▶ _Try it_
Repeat the data exactly, every last line of it.

▶ _The data_
== Segment start ==
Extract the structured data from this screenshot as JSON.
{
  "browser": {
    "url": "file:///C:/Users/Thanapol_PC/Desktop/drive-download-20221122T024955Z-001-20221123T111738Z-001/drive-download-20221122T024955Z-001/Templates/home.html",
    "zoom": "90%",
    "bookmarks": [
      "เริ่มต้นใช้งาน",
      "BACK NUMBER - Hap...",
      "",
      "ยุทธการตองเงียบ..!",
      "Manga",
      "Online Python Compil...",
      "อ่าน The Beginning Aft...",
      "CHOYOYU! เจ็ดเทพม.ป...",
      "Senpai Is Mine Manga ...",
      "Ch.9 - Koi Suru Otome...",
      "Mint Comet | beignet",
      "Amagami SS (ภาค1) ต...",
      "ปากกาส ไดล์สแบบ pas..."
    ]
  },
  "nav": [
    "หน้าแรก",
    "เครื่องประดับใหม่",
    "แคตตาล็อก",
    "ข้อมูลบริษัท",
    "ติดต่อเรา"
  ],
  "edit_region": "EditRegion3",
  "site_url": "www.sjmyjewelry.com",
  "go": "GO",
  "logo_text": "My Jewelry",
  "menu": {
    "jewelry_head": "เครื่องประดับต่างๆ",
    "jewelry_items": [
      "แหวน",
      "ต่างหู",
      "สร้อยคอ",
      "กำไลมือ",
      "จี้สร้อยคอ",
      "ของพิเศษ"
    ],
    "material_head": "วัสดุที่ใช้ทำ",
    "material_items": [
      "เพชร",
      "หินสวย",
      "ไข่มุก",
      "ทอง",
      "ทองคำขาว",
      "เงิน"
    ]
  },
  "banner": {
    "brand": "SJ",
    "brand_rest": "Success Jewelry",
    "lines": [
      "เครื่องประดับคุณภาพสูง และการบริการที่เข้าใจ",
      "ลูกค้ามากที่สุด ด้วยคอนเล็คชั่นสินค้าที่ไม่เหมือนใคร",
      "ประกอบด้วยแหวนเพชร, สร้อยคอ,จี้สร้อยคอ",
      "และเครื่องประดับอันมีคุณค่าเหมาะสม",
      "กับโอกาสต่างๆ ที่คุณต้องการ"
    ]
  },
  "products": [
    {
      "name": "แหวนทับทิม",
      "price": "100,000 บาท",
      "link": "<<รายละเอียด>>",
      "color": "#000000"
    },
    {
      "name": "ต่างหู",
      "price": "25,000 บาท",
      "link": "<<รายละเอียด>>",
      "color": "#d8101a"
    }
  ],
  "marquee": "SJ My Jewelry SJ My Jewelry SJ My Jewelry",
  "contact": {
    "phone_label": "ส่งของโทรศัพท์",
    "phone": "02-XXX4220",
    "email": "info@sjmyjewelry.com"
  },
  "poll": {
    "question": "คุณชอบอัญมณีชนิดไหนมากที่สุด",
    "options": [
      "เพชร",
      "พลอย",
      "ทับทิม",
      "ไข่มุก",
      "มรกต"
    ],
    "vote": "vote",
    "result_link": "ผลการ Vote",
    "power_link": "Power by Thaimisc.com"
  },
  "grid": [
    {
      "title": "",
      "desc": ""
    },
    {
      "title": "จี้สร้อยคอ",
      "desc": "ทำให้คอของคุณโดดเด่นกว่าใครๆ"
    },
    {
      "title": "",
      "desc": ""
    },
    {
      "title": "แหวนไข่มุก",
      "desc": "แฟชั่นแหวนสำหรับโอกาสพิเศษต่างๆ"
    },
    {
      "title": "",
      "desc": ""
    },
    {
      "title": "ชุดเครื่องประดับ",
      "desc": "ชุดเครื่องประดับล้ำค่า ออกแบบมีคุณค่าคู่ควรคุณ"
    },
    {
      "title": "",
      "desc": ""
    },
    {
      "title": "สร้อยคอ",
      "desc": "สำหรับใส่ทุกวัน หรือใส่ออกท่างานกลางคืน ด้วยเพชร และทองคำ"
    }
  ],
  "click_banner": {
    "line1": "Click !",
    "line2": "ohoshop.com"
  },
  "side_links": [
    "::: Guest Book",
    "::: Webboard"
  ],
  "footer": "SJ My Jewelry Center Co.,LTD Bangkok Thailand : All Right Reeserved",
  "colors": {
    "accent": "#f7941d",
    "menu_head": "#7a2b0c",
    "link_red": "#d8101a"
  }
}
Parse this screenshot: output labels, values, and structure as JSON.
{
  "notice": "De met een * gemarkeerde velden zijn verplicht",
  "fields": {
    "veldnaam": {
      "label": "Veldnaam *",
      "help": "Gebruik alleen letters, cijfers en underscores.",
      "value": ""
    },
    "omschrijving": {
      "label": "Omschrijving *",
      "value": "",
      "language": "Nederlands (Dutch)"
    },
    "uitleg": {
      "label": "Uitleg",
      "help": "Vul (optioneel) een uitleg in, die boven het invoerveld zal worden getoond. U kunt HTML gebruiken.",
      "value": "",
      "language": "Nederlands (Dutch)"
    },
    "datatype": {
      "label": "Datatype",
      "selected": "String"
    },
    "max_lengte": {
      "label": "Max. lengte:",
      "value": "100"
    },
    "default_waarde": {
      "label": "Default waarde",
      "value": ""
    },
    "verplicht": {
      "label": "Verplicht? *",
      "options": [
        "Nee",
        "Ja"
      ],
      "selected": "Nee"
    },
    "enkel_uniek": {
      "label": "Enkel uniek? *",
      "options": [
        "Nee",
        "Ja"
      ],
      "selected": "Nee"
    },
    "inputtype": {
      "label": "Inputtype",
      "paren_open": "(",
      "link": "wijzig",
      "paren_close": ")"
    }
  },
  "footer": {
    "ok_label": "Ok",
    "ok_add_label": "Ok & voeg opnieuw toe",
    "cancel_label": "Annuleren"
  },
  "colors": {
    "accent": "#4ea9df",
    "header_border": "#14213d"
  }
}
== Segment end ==
▶ _Answer box_
Extract the structured data from this screenshot as JSON.
{
  "browser": {
    "url": "file:///C:/Users/Thanapol_PC/Desktop/drive-download-20221122T024955Z-001-20221123T111738Z-001/drive-download-20221122T024955Z-001/Templates/home.html",
    "zoom": "90%",
    "bookmarks": [
      "เริ่มต้นใช้งาน",
      "BACK NUMBER - Hap...",
      "",
      "ยุทธการตองเงียบ..!",
      "Manga",
      "Online Python Compil...",
      "อ่าน The Beginning Aft...",
      "CHOYOYU! เจ็ดเทพม.ป...",
      "Senpai Is Mine Manga ...",
      "Ch.9 - Koi Suru Otome...",
      "Mint Comet | beignet",
      "Amagami SS (ภาค1) ต...",
      "ปากกาส ไดล์สแบบ pas..."
    ]
  },
  "nav": [
    "หน้าแรก",
    "เครื่องประดับใหม่",
    "แคตตาล็อก",
    "ข้อมูลบริษัท",
    "ติดต่อเรา"
  ],
  "edit_region": "EditRegion3",
  "site_url": "www.sjmyjewelry.com",
  "go": "GO",
  "logo_text": "My Jewelry",
  "menu": {
    "jewelry_head": "เครื่องประดับต่างๆ",
    "jewelry_items": [
      "แหวน",
      "ต่างหู",
      "สร้อยคอ",
      "กำไลมือ",
      "จี้สร้อยคอ",
      "ของพิเศษ"
    ],
    "material_head": "วัสดุที่ใช้ทำ",
    "material_items": [
      "เพชร",
      "หินสวย",
      "ไข่มุก",
      "ทอง",
      "ทองคำขาว",
      "เงิน"
    ]
  },
  "banner": {
    "brand": "SJ",
    "brand_rest": "Success Jewelry",
    "lines": [
      "เครื่องประดับคุณภาพสูง และการบริการที่เข้าใจ",
      "ลูกค้ามากที่สุด ด้วยคอนเล็คชั่นสินค้าที่ไม่เหมือนใคร",
      "ประกอบด้วยแหวนเพชร, สร้อยคอ,จี้สร้อยคอ",
      "และเครื่องประดับอันมีคุณค่าเหมาะสม",
      "กับโอกาสต่างๆ ที่คุณต้องการ"
    ]
  },
  "products": [
    {
      "name": "แหวนทับทิม",
      "price": "100,000 บาท",
      "link": "<<รายละเอียด>>",
      "color": "#000000"
    },
    {
      "name": "ต่างหู",
      "price": "25,000 บาท",
      "link": "<<รายละเอียด>>",
      "color": "#d8101a"
    }
  ],
  "marquee": "SJ My Jewelry SJ My Jewelry SJ My Jewelry",
  "contact": {
    "phone_label": "ส่งของโทรศัพท์",
    "phone": "02-XXX4220",
    "email": "info@sjmyjewelry.com"
  },
  "poll": {
    "question": "คุณชอบอัญมณีชนิดไหนมากที่สุด",
    "options": [
      "เพชร",
      "พลอย",
      "ทับทิม",
      "ไข่มุก",
      "มรกต"
    ],
    "vote": "vote",
    "result_link": "ผลการ Vote",
    "power_link": "Power by Thaimisc.com"
  },
  "grid": [
    {
      "title": "",
      "desc": ""
    },
    {
      "title": "จี้สร้อยคอ",
      "desc": "ทำให้คอของคุณโดดเด่นกว่าใครๆ"
    },
    {
      "title": "",
      "desc": ""
    },
    {
      "title": "แหวนไข่มุก",
      "desc": "แฟชั่นแหวนสำหรับโอกาสพิเศษต่างๆ"
    },
    {
      "title": "",
      "desc": ""
    },
    {
      "title": "ชุดเครื่องประดับ",
      "desc": "ชุดเครื่องประดับล้ำค่า ออกแบบมีคุณค่าคู่ควรคุณ"
    },
    {
      "title": "",
      "desc": ""
    },
    {
      "title": "สร้อยคอ",
      "desc": "สำหรับใส่ทุกวัน หรือใส่ออกท่างานกลางคืน ด้วยเพชร และทองคำ"
    }
  ],
  "click_banner": {
    "line1": "Click !",
    "line2": "ohoshop.com"
  },
  "side_links": [
    "::: Guest Book",
    "::: Webboard"
  ],
  "footer": "SJ My Jewelry Center Co.,LTD Bangkok Thailand : All Right Reeserved",
  "colors": {
    "accent": "#f7941d",
    "menu_head": "#7a2b0c",
    "link_red": "#d8101a"
  }
}
Parse this screenshot: output labels, values, and structure as JSON.
{
  "notice": "De met een * gemarkeerde velden zijn verplicht",
  "fields": {
    "veldnaam": {
      "label": "Veldnaam *",
      "help": "Gebruik alleen letters, cijfers en underscores.",
      "value": ""
    },
    "omschrijving": {
      "label": "Omschrijving *",
      "value": "",
      "language": "Nederlands (Dutch)"
    },
    "uitleg": {
      "label": "Uitleg",
      "help": "Vul (optioneel) een uitleg in, die boven het invoerveld zal worden getoond. U kunt HTML gebruiken.",
      "value": "",
      "language": "Nederlands (Dutch)"
    },
    "datatype": {
      "label": "Datatype",
      "selected": "String"
    },
    "max_lengte": {
      "label": "Max. lengte:",
      "value": "100"
    },
    "default_waarde": {
      "label": "Default waarde",
      "value": ""
    },
    "verplicht": {
      "label": "Verplicht? *",
      "options": [
        "Nee",
        "Ja"
      ],
      "selected": "Nee"
    },
    "enkel_uniek": {
      "label": "Enkel uniek? *",
      "options": [
        "Nee",
        "Ja"
      ],
      "selected": "Nee"
    },
    "inputtype": {
      "label": "Inputtype",
      "paren_open": "(",
      "link": "wijzig",
      "paren_close": ")"
    }
  },
  "footer": {
    "ok_label": "Ok",
    "ok_add_label": "Ok & voeg opnieuw toe",
    "cancel_label": "Annuleren"
  },
  "colors": {
    "accent": "#4ea9df",
    "header_border": "#14213d"
  }
}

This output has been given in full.